Theme: Political Economy | Content Type: Blog

Don't be Fooled: UK Industrial Strategy has a Long History of Picking Winners

Richard Woodward and James Silverwood


Ivan Bandura

| 5 mins read

Conventional wisdom asserts that industrial policy in the UK expired shortly after Margaret Thatcher’s arrival in 10 Downing Street. As our recent Political Quarterly article demonstrates however, nothing could be further from the truth.

Despite governments repeatedly declaring that the state shouldn’t ‘pick winners’ through selective interventions to promote favoured firms and sectors, Conservative, Labour, and Coalition administrations since 1979 have all done precisely that.

The industrial strategy of the May government, published as a white paper in November 2017, adopts a similarly Janus-faced stance. This document insists that “the role of government is not to pick favourites” but elsewhere pinpoints a series of industries, from automobiles to artificial intelligence, worthy of state support.

Further, the white paper is conveniently silent about financial services sector, the industry to which successive UK governments have backed the most generously.

The (long) history of picking winners

The practice of picking winners has a long lineage. The UK’s experiments with this policy began in the 17th-century, making it an early pioneer of industrial strategy.

Unlike other countries, which concentrated their efforts on civilian manufacturing, the UK’s industrial strategy since the seventeenth century has emphasised financial services and arms manufacturing. The genesis of state support for these sectors is located in an English financial revolution, itself the result of military defeats to the emerging naval and commercial power of the Netherlands between 1652 and 1674.

These setbacks culminated in the 1688 Glorious Revolution as English parliamentarians conspired in the successful invasion by William III whose economic reforms would underpin UK hegemony for the next 250 years.

Citizen investors in the state

The most important reform was the Bank of England’s creation in 1694. The key purpose of the Bank, the issuer of the world’s first government bonds, was to channel investment from citizens towards the state. In a forerunner of what Edgerton calls the warfare state, the innovation of public debt provided the financial means to rebuild military capacity. Investment into defence manufactures delivered battlefield superiority, especially in naval power, that would build the British empire.

Government patronage was also bestowed on the City of London. As David Kynaston’s magisterial history demonstrates, the City’s development into a global financial centre depended on the state’s systematic and sustained support. Simultaneously, the slave trade and expansion of commerce alongside the British empirefacilitated the emergence and expansion of a number of ancillary services such as insurance.

Manufacturing gets a short shrift

The manufacturing sector meanwhile was largely excluded from this global financial network.
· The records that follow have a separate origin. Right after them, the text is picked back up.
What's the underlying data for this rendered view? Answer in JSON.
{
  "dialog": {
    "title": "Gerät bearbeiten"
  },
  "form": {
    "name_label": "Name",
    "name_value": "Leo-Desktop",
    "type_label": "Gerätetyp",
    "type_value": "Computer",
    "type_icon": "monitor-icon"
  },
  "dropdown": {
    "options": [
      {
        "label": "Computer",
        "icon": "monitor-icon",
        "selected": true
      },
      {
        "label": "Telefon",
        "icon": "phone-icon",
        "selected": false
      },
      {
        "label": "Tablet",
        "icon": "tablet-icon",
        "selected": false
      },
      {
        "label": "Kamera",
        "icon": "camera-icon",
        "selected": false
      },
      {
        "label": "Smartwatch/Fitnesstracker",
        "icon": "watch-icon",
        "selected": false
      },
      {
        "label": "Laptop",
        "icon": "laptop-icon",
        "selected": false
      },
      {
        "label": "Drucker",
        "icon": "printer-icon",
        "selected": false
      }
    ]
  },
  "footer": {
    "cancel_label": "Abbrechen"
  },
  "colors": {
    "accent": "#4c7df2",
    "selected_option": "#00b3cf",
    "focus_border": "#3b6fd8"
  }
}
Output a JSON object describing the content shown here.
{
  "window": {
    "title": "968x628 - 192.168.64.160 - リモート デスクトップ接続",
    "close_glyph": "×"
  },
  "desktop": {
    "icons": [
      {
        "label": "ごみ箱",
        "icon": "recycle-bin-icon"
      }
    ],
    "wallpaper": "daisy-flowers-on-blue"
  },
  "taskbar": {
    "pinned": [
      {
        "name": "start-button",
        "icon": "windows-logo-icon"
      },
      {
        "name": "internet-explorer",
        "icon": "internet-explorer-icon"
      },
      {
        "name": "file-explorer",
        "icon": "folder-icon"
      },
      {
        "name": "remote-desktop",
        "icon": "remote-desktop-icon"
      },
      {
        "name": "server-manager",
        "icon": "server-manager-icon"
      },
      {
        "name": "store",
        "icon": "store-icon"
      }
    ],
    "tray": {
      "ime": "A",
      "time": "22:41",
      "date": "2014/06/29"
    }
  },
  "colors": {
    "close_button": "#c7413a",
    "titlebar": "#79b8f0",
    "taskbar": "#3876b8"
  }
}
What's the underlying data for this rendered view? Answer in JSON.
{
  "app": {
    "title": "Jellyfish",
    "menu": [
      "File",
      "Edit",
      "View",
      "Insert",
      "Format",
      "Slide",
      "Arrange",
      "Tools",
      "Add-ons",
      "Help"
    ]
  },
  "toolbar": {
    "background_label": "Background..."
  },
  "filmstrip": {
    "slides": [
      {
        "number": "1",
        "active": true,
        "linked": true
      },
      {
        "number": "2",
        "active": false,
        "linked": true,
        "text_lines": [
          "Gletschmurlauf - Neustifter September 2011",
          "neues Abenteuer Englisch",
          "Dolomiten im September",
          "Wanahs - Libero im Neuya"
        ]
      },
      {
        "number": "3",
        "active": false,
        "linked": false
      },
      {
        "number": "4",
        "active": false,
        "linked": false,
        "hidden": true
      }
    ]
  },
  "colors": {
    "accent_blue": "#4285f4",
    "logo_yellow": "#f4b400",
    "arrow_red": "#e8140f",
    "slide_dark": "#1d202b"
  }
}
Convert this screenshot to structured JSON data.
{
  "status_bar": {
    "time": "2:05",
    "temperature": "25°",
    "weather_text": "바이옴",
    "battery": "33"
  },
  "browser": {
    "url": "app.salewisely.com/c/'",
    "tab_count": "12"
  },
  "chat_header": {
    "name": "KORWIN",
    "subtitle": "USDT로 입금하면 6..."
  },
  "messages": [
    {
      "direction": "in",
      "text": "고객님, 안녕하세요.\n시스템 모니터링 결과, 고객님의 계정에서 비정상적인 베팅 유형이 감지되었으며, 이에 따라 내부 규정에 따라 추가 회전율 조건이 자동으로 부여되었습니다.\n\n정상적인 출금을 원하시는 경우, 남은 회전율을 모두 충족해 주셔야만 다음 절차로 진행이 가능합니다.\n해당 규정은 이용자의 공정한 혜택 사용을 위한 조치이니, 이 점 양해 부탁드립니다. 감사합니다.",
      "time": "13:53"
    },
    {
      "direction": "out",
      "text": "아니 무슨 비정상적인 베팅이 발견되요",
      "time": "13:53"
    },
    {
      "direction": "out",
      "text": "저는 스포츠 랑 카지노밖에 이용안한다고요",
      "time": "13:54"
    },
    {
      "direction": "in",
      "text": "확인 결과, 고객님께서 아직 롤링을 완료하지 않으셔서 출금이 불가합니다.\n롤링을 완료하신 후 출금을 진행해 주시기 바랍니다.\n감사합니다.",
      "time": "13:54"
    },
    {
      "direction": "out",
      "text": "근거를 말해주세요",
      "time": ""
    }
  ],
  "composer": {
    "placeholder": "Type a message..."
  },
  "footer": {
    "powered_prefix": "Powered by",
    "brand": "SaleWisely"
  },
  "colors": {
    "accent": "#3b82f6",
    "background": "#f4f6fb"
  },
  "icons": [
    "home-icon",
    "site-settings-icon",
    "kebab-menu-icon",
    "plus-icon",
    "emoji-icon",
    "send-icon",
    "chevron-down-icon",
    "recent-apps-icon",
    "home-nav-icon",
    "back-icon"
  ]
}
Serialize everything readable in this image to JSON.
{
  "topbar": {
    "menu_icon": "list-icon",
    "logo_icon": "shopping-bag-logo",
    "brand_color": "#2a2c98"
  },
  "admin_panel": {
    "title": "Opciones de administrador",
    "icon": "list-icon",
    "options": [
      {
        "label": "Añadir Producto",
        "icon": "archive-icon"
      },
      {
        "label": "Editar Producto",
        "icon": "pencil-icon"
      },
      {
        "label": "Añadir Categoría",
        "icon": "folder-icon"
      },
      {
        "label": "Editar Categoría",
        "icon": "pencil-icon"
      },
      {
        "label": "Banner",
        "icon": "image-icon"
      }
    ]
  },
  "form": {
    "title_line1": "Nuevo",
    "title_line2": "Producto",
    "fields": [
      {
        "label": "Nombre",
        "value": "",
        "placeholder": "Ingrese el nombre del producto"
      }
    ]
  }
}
Britain’s manufactures instead financed their economic activity through reinvesting profits, inherited wealth, and loans from family and friends.

The result was inadequate capital investment in the technological modernisation of industrial production putting UK manufacturers at a competitive disadvantage with scientifically superior American and German industrialists.

The promotion of financial services over civilian manufacturing contributed to the growing dominance of services in the UK economy. By the Victorian period the service industries of finance, distribution, transport and communication were the principal sources of UK economic growth.

20th century industrial strategy followed a similar pattern with military concerns providing significant stimulus for ‘picking winners’. The Treasury granted direct subsidies to support the development of new industries with the potential for future military application such as civil aviation.

The interwar period did see a growing willingness to countenance state support to civilian manufacturing, a trend that persisted after the second world war. Britain’s manufacturers enjoyed a post-war renaissance. However, by the mid-1960s, the revival began to dissipate. The growth of UK manufacturing output lagged behind international competitors and, from 1966, manufacturing’s contribution to employment began to fall.

Back to the future

The economic upheavals of the 1970s frequently credited with spurring radical change in UK industrial strategy. In reality, UK industrial policy went back to the future. Defence manufacturers and financial services have always attracted state support. This is vividly portrayed in the decision to mortgage the nation’s public finances to bail out the City of London, while continuing to allow the civilian manufacturing to wither in the face of global competition.

While Theresa May’s industrial strategy has novel features, including delivering a welcome focus on the role industrial strategy might play in improving productivity and solving the ‘grand challenges’ of the future, it stands within a much longer tradition than generally appreciated. Whatever else it may achieve, it is unlikely to dramatically alter the UK’s economic landscape.